Publication type Article
Publication Subtype Journal Article
Title Molecular and isotopic tracers used to examine sources of organic matter and its incorporation into the food webs of San Francisco Bay
Series title Limnology and Oceanography
DOI 10.4319/lo.1995.40.1.0067
Volume 40
Issue 1
Year Published 1995
Language English
Publisher Association for the Sciences of Limnology and Oceanography
Contributing office(s) Toxic Substances Hydrology Program, Pacific Regional Director's Office, San Francisco Bay-Delta, California Water Science Center
Description 15 p.
First page 67
Last page 81
Time Range Start 1990-01-17
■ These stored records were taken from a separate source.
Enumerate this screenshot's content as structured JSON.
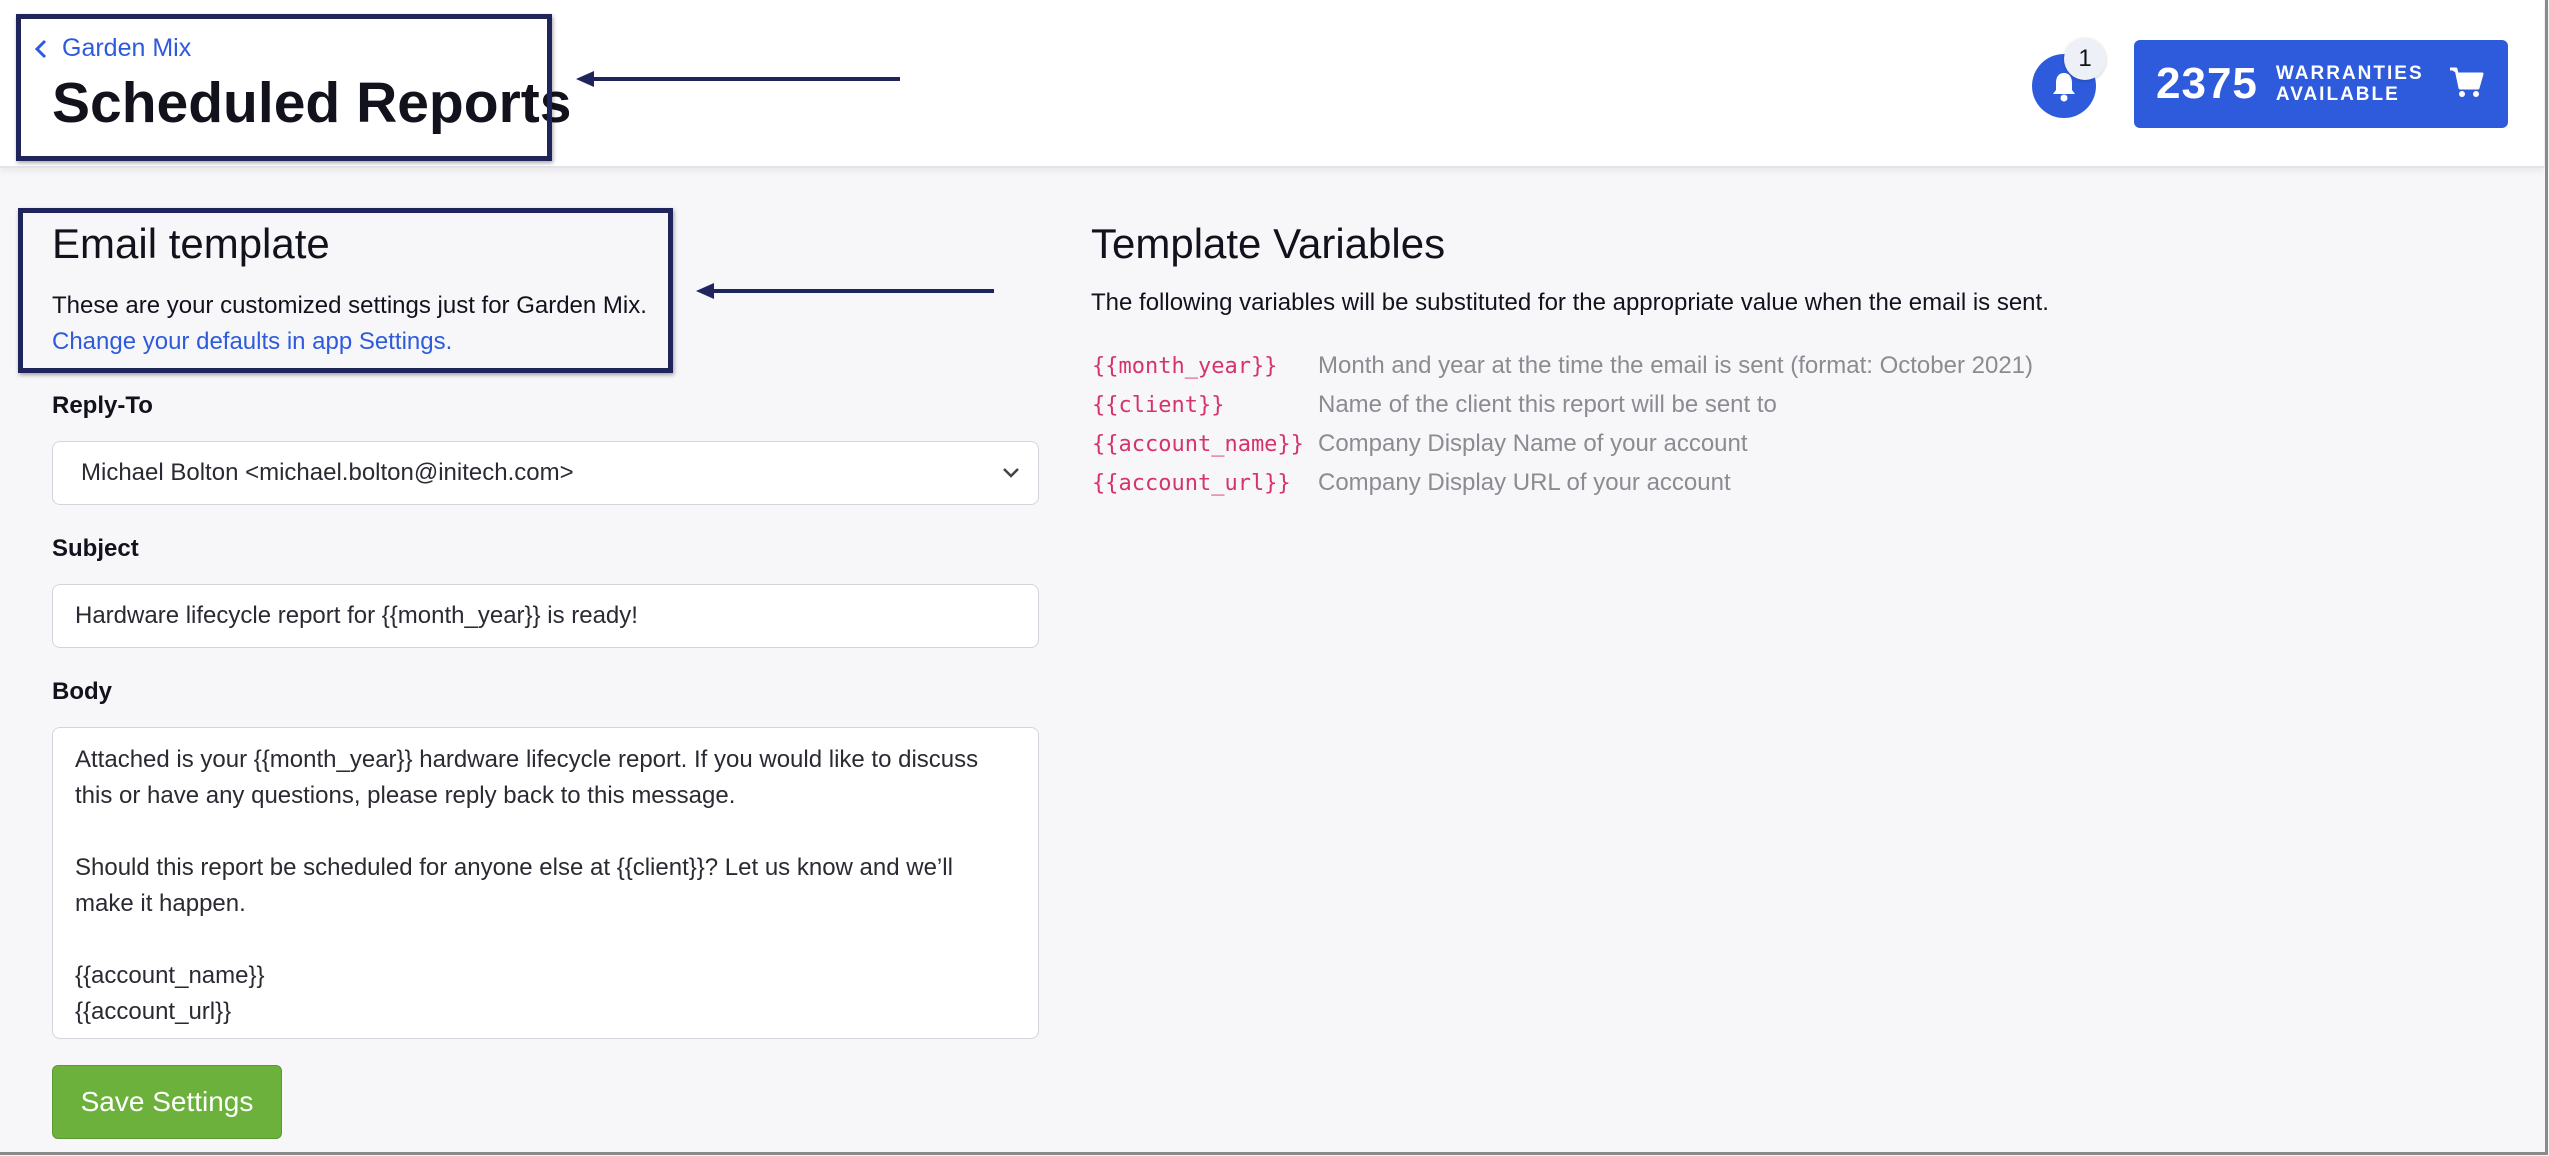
{
  "header": {
    "breadcrumb": "Garden Mix",
    "title": "Scheduled Reports",
    "notification_count": "1",
    "warranties_count": "2375",
    "warranties_label_line1": "WARRANTIES",
    "warranties_label_line2": "AVAILABLE"
  },
  "email_template": {
    "title": "Email template",
    "description": "These are your customized settings just for Garden Mix.",
    "defaults_link": "Change your defaults in app Settings.",
    "reply_to_label": "Reply-To",
    "reply_to_value": "Michael Bolton <michael.bolton@initech.com>",
    "subject_label": "Subject",
    "subject_value": "Hardware lifecycle report for {{month_year}} is ready!",
    "body_label": "Body",
    "body_value": "Attached is your {{month_year}} hardware lifecycle report. If you would like to discuss\nthis or have any questions, please reply back to this message.\n\nShould this report be scheduled for anyone else at {{client}}? Let us know and we’ll\nmake it happen.\n\n{{account_name}}\n{{account_url}}",
    "save_label": "Save Settings"
  },
  "template_variables": {
    "title": "Template Variables",
    "description": "The following variables will be substituted for the appropriate value when the email is sent.",
    "items": [
      {
        "code": "{{month_year}}",
        "desc": "Month and year at the time the email is sent (format: October 2021)"
      },
      {
        "code": "{{client}}",
        "desc": "Name of the client this report will be sent to"
      },
      {
        "code": "{{account_name}}",
        "desc": "Company Display Name of your account"
      },
      {
        "code": "{{account_url}}",
        "desc": "Company Display URL of your account"
      }
    ]
  },
  "colors": {
    "accent": "#2e5bdc",
    "save_button": "#6bb13c",
    "variable_code": "#d6336c",
    "annotation": "#1f255c"
  },
  "icons": [
    "chevron-left-icon",
    "bell-icon",
    "cart-icon",
    "chevron-down-icon",
    "arrow-left-icon"
  ]
}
Time Range End 1991-04-11
Country United States
State California
Other Geospatial San Francisco Bay
Online Only (Y/N) N
Additional Online Files (Y/N) N